The Indian devotee station, which plays dramas, devotional music and lectures among other spiritual content, started broadcasting again from 1480 AM about three weeks ago and can be heard on a clear signal throughout Utah Valley.
For the past few years, the station has been loaned out to a Spanish language community, but now the Krishnas are back and their content is better, said program director Charu Das.
"We're really excited about the format, and we think that people will really like it," Das said. "The type of music that we choose will resonate with everyone's innermost being, regardless if they're black, white, red, yellow or green."
Because of FCC guidelines, Krishna Radio has to reduce power after sunset, but during the day the channel can be heard clearly throughout the valley and as far north as West Jordan and parts of the University of Utah campus.
KHQN is the only full-time Indian devotee station in the United States. Das started it in 1982 after he realized he could run a full-time station for the same amount he was paying to broadcast a weekly Indian radio show in Los Angeles.
He and his wife purchased the small Utah County radio station for $130,000 after learning the pious nature of the Provo area. With a small amount of programming, Das began Krishna Radio in an album-oriented rock format for a couple of years with the hopes of converting the format to entirely Hare Krishna religious.
In 1994, the station started a main menu of devotional programming, with a lineup of vegetarianism shows, serialized and dramatized Indian epics, Puranic literature, stories and music.
But the broadcast struggled for funding, with only bake sales and donations subsidizing the station.
In 1999, the Utah Krishnas started construction on the Krishna Temple and a Spanish-language community approached them about using the station.
"They came at the perfect time," Das said. "We were broke and it provided needed cash."

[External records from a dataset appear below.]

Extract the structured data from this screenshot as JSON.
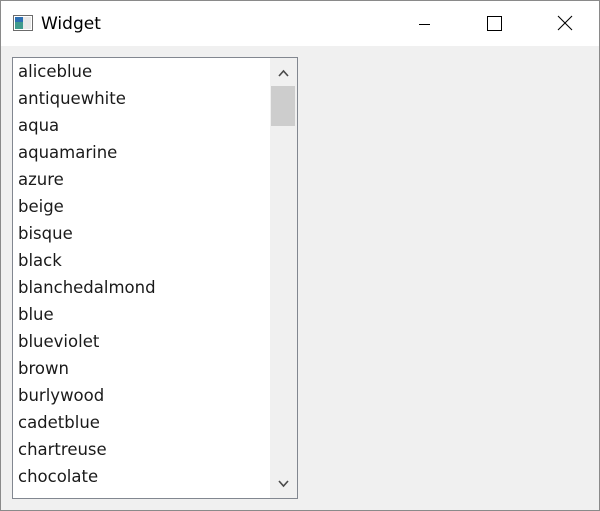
{
  "window": {
    "title": "Widget",
    "app_icon": "qt-window-icon",
    "controls": [
      "minimize-icon",
      "maximize-icon",
      "close-icon"
    ]
  },
  "list": {
    "items": [
      "aliceblue",
      "antiquewhite",
      "aqua",
      "aquamarine",
      "azure",
      "beige",
      "bisque",
      "black",
      "blanchedalmond",
      "blue",
      "blueviolet",
      "brown",
      "burlywood",
      "cadetblue",
      "chartreuse",
      "chocolate"
    ],
    "scrollbar": {
      "up_icon": "chevron-up-icon",
      "down_icon": "chevron-down-icon"
    }
  },
  "colors": {
    "window_bg": "#f0f0f0",
    "titlebar_bg": "#ffffff",
    "list_bg": "#ffffff",
    "list_border": "#828790",
    "scroll_thumb": "#cdcdcd"
  }
}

The temple, which has cost $1.2 million so far, opened in 2001. Now, with the Spanish station moving on and the Krishnas solid on their feet, they've started to broadcast once again with new technology and more than 1,000 songs to play.
The station has a new solid-state transmitter; the programming is all digitally fed from computer; and Das has a trip to India planned for January that will result in an even larger music collection.
"When we went off the air in 1999, there were a couple of people who were bitterly disappointed," Das said. "We're not only back, but we're better and the radio station paid for a chunk of the temple. It was all so timely. Some day we'll write a book about all the supernatural events that contributed to this project."